Mr. GROSS: It all depends on the assumptions for defaults, the assumptions for foreclosures, delinquencies, the geographical location of the loans, lots of things filter into a complicated equation that these old investment models that failed us in the past are being used for in terms of future analysis.

SIEGEL: Are you at all concerned that if Pimco were to buy these securities and discovered that indeed it has gotten such a good price that it made very good money on them over the next couple of years, that the Congress would come back and tax your earnings or tax the bonuses that are paid out of that money?

Mr. GROSS: No, we're not concerned. We have assurances, public assurances now from Tim Geithner and others that this particular program will not be subject to those provisions.

SIEGEL: One thing I don't understand is this, though. I understand how this would be a win for a fund manager like Pimco, if it became involved. I understand how it could be a win for a bank that could get some toxic securities off its books that have been holding it back, how is it a win for taxpayers if the taxpayers are indeed paying for the difference of what these are said to be worth and what they really might be worth?

Mr. GROSS: Well, they're not. You know, the taxpayer basically is putting up 85 cents on the dollar, which is a risk. But the taxpayer is also participating 50-50 in terms of any upside profits. And I think that's a big difference, relative to what we've had in the past.

SIEGEL: So that question of the right price is very central here.

Mr. GROSS: Oh, I think it is. And to that regard there's no reason why a Pimco would pay a too high of a price and subject itself to a 100 percent loss, you know, for its own clients and so the trust would be in the private market that these things clear at the right price going forward at the highest yield possible and that the return comes down to the bottom line for not only for them but for the American taxpayer.

SIEGEL: Since indeed these are toxic assets - these are not Treasury, these are not ordinary Treasury bills. Is there any down side at all for Pimco here or you guarantee that you just can't lose a nickel on these things?

Mr. GROSS: Oh no, there's a 100 percent down side. It's true that the government is putting up 85 cents on the dollar and that the private investor is putting up perhaps five to fifteen percent, but that entire portion is at risk to the extent for instance that a loan goes down from 50 cents to 45 cents or less, then, you know, the potential for a private investor to be entirely wiped out so to speak at least in terms of the market is there.

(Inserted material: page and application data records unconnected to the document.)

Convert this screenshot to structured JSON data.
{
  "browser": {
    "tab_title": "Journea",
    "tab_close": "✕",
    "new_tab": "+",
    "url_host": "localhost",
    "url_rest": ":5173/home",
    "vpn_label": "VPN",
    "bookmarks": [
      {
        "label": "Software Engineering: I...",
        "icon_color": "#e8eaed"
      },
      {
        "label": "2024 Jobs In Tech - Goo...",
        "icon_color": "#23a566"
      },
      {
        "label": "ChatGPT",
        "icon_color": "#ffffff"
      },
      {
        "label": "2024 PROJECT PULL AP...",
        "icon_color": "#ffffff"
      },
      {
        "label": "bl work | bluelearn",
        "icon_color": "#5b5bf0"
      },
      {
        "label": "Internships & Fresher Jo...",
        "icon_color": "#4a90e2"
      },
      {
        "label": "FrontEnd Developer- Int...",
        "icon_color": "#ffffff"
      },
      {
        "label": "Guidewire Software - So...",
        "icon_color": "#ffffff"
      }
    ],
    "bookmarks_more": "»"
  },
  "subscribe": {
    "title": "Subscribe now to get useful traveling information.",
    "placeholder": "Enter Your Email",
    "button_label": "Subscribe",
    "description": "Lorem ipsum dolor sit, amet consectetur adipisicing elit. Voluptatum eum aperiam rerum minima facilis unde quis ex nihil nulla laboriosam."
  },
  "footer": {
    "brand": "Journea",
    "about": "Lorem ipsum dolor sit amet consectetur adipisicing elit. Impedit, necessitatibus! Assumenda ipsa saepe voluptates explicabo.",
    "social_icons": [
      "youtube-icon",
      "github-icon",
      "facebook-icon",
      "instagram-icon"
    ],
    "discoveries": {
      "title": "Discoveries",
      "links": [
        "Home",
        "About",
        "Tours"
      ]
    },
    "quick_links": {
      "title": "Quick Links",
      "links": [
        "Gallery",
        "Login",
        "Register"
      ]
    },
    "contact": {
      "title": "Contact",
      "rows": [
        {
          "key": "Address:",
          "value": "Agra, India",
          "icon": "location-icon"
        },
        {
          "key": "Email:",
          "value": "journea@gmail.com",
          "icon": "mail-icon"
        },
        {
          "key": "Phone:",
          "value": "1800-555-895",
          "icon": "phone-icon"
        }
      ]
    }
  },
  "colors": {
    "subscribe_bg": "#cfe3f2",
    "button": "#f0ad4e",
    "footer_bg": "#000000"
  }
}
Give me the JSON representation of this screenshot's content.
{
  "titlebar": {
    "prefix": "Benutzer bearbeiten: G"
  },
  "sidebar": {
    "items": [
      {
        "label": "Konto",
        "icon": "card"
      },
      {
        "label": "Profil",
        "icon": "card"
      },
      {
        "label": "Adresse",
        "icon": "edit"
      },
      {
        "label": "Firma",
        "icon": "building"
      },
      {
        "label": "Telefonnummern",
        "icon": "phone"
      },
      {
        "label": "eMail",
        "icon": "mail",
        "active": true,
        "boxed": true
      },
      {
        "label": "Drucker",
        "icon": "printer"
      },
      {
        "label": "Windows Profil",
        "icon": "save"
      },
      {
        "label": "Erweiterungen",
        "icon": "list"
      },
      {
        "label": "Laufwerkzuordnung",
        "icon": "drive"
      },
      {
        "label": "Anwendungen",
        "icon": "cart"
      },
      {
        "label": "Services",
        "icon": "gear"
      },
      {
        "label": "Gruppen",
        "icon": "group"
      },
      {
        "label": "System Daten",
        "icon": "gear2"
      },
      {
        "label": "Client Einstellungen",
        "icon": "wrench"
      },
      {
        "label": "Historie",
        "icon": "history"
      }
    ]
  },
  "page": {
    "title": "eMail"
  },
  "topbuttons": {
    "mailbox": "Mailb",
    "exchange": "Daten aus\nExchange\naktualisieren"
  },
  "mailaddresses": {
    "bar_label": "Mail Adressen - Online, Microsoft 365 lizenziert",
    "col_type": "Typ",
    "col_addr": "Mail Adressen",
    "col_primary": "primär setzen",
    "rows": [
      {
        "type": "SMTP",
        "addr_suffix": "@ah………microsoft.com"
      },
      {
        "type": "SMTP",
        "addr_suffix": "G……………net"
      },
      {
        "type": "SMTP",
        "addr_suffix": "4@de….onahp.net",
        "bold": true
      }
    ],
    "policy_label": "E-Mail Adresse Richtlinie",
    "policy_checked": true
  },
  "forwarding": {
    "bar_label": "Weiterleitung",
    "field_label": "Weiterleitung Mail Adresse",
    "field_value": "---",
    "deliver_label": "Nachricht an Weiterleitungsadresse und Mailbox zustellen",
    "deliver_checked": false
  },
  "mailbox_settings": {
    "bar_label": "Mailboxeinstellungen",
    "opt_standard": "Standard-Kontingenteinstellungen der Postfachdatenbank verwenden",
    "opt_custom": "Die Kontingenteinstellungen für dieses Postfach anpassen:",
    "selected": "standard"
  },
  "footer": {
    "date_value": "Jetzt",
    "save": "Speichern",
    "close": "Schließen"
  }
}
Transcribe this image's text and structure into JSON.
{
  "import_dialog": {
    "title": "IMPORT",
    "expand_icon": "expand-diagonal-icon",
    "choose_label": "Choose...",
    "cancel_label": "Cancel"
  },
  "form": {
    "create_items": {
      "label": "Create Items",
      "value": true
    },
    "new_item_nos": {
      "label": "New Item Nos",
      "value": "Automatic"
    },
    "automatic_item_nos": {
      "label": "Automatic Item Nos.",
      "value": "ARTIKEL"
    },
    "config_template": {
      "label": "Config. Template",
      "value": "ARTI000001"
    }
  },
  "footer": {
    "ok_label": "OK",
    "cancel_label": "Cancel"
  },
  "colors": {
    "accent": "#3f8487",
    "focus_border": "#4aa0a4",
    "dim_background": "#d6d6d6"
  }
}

SIEGEL: You couldn't lose more than 100 percent of what you put in at the beginning, could you?

Mr. GROSS: No. Private investors are limited to 100 percent. There is a backstop so to speak on the part of the government that provides, of course, a foundation but it doesn't suggest that a private investor is moving into this at a risk free basis. Definitely they can lose 100 percent of their money.

SIEGEL: Bill Gross of Pimco, thank you very much for talking with us.

Mr. GROSS: You're welcome Robert, thank you.

Copyright © 2009 NPR. All rights reserved. Visit our website terms of use and permissions pages at for further information.

NPR transcripts are created on a rush deadline by Verb8tm, Inc., an NPR contractor, and produced using a proprietary transcription process developed with NPR. This text may not be in its final form and may be updated or revised in the future. Accuracy and availability may vary. The authoritative record of NPR’s programming is the audio record.

Related NPR Stories